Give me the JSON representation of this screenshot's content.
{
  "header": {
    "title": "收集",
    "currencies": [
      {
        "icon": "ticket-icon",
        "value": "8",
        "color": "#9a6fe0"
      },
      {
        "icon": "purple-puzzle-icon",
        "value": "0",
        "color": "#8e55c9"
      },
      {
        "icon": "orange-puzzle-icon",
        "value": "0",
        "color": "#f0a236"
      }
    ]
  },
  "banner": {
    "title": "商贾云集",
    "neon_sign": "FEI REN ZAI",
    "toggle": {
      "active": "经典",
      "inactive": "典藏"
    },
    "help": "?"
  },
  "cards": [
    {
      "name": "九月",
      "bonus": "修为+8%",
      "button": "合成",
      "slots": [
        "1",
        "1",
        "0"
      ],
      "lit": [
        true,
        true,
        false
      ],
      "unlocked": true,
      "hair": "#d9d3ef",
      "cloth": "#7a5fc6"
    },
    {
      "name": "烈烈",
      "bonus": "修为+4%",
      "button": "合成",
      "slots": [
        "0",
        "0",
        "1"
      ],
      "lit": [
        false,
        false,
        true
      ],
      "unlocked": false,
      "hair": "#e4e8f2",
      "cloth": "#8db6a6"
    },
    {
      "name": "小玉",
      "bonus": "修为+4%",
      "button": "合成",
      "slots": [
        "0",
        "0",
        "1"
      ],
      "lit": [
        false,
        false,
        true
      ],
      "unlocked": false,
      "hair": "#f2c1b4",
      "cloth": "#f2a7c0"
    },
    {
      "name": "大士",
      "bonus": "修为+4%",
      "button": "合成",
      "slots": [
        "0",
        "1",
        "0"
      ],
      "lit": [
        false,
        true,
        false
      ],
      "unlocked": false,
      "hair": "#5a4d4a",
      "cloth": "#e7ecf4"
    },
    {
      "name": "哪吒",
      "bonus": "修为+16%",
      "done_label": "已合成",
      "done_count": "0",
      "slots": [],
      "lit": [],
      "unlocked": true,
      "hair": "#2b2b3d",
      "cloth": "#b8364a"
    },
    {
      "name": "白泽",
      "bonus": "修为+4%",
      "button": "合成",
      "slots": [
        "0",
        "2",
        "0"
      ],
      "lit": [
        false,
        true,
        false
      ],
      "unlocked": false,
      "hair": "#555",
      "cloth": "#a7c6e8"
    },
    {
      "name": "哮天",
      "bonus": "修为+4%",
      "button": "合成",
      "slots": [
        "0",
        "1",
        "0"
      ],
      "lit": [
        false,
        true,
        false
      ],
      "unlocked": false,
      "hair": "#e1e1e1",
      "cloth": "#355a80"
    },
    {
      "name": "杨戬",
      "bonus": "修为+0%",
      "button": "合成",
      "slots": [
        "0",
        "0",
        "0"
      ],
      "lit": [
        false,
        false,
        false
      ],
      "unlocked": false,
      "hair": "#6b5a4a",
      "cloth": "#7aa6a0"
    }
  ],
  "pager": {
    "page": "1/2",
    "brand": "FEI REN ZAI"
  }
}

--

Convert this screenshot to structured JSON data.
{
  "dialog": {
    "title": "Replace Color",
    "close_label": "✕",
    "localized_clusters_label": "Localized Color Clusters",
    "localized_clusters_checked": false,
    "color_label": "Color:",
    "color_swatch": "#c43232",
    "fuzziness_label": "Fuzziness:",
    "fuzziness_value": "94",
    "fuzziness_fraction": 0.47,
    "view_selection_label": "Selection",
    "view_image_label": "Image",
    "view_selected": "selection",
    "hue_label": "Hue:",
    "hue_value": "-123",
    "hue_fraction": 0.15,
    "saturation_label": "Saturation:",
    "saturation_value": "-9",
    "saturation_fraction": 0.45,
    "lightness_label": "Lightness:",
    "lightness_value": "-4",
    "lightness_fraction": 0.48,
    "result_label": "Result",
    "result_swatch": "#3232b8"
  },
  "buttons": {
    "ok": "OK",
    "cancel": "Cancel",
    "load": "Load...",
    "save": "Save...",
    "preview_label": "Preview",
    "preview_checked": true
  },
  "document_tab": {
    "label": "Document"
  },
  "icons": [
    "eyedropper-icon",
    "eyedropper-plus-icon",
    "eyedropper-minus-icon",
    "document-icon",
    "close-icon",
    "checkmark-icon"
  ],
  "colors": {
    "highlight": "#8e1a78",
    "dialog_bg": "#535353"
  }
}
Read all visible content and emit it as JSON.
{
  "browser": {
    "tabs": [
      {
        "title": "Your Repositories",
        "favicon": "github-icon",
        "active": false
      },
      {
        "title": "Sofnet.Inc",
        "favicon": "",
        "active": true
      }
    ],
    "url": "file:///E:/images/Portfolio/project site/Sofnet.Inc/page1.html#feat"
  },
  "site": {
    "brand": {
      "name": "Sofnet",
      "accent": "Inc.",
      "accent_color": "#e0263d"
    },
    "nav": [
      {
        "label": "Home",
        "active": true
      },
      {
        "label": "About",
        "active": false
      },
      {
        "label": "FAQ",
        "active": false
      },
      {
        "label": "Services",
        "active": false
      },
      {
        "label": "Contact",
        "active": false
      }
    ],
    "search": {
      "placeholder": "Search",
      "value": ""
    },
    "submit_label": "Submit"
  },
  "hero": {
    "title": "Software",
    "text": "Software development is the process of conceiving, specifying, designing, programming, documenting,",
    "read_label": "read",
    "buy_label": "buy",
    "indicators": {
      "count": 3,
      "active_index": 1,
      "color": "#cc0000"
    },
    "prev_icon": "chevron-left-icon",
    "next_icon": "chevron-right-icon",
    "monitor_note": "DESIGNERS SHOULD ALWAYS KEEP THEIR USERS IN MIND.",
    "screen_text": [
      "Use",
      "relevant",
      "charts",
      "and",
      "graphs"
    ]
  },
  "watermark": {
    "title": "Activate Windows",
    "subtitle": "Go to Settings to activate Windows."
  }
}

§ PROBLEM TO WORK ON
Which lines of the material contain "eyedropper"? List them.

§ RESULT FOR THIS TASK
    "eyedropper-icon",
    "eyedropper-plus-icon",
    "eyedropper-minus-icon",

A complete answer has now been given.